Irreversible is a clever and complicated film that operates on many levels. Though unsettling to the core, the film is a beautiful work of craftsmanship. Gaspar Noé's fluid, ghostlike camera (with cinematographer Benoît Debie) weaves in and out of cars and buildings, hovering and spinning, inducing vertigo and nausea in the viewer. Cuts are seamless, giving the impression of one endless (though nonlinear!) take, a feeling which increases the dramatic inertia and hopelessness of the film's story. The acting, largely improvisational, is flawless, with desperation pervading in the lives of normal people. Thomas Bangalter of Daft Punk did the score, a pounding, hellish, nerve-shocking techno soundscape that regulates the heartbeat in stressful ways. Visual effects by Rodolphe Chabrier are more extensive than they appear (a good mark of any special effects artist) since the impressive camerawork, cutting, and detailing received a thorough (though unnoticeable) digital makeover. The bashed in skull of the man in the revenge scene, one of the most unforgettable and macabre moments of cinematic history, was impressively fabricated using a combination of matte painting, latex models, 3D imaging, and acting. The attention to detail--a jaw that gasps for air even after the rest of the face has been rendered unrecognizable--turns just another murder into one of the most gruesome murders ever filmed, and Chabrier should have received more recognition for that.

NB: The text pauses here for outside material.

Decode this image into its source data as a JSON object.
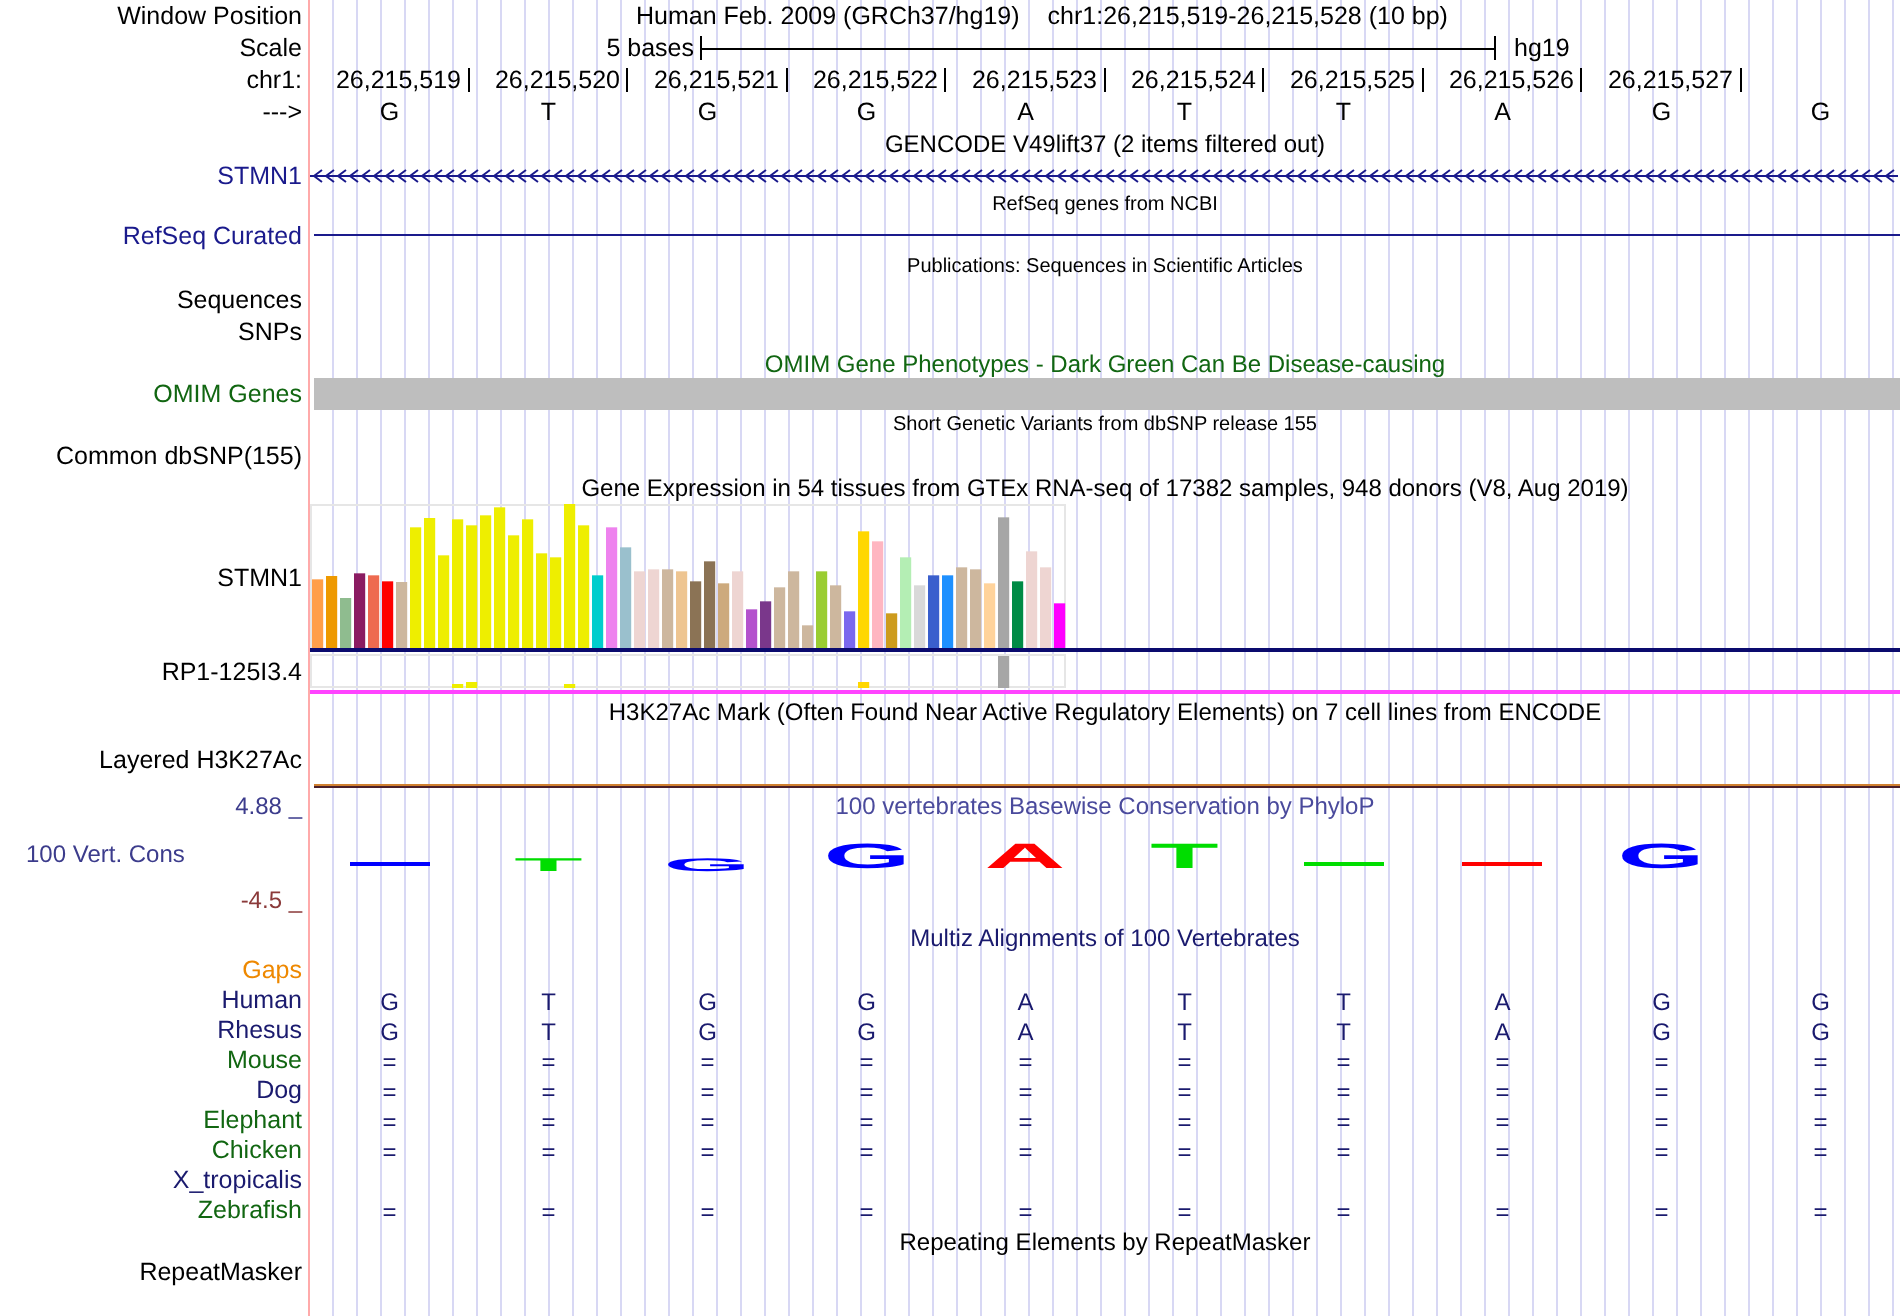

Irreversible is an unpleasant film, and many will avoid trying to think about it too hard, if indeed they're even able to watch the whole thing. Though they may dismiss the film as sensational, the film has much to say, and the sensation is intended to moralize rather than glamorize (this boundary is never crossed). Irreversible treats horrifying, unsettling, and difficult themes with horrifying, unsettling, and difficult filmmaking techniques, and in this regard Gaspar Noé is an artist of the highest caliber. Though I can't recommend it to the faint of heart, Irreversible is one of the most important and life-changing films of recent years.

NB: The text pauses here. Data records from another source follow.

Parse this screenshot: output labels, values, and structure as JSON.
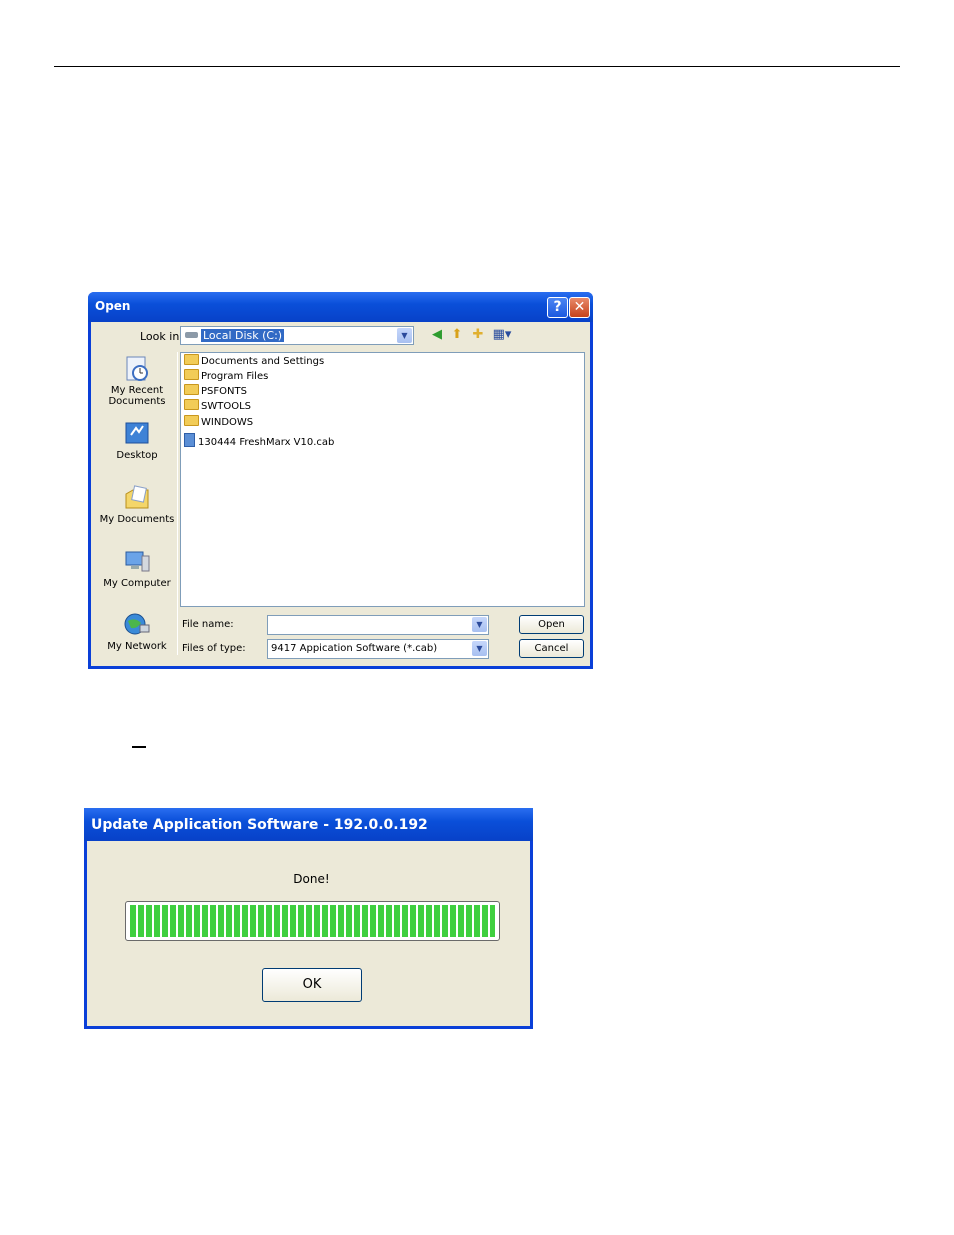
{
  "open_dialog": {
    "title": "Open",
    "help_glyph": "?",
    "close_glyph": "✕",
    "look_in_label": "Look in:",
    "look_in_value": "Local Disk (C:)",
    "places": [
      {
        "label_line1": "My Recent",
        "label_line2": "Documents",
        "icon": "recent-documents-icon"
      },
      {
        "label_line1": "Desktop",
        "label_line2": "",
        "icon": "desktop-icon"
      },
      {
        "label_line1": "My Documents",
        "label_line2": "",
        "icon": "my-documents-icon"
      },
      {
        "label_line1": "My Computer",
        "label_line2": "",
        "icon": "my-computer-icon"
      },
      {
        "label_line1": "My Network",
        "label_line2": "",
        "icon": "my-network-icon"
      }
    ],
    "files": [
      {
        "name": "Documents and Settings",
        "type": "folder"
      },
      {
        "name": "Program Files",
        "type": "folder"
      },
      {
        "name": "PSFONTS",
        "type": "folder"
      },
      {
        "name": "SWTOOLS",
        "type": "folder"
      },
      {
        "name": "WINDOWS",
        "type": "folder"
      },
      {
        "name": "130444 FreshMarx V10.cab",
        "type": "cab"
      }
    ],
    "file_name_label": "File name:",
    "file_name_value": "",
    "files_of_type_label": "Files of type:",
    "files_of_type_value": "9417 Appication Software (*.cab)",
    "open_button": "Open",
    "cancel_button": "Cancel"
  },
  "update_dialog": {
    "title": "Update Application Software - 192.0.0.192",
    "status": "Done!",
    "progress_fraction": 1.0,
    "ok_button": "OK"
  },
  "colors": {
    "xp_title_blue": "#0a4fd9",
    "dialog_face": "#ece9d8",
    "progress_green": "#3fcf3f"
  }
}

d/w: Gaspar Noé
(Monica Bellucci, Vincent Cassel, Albert Dupontel)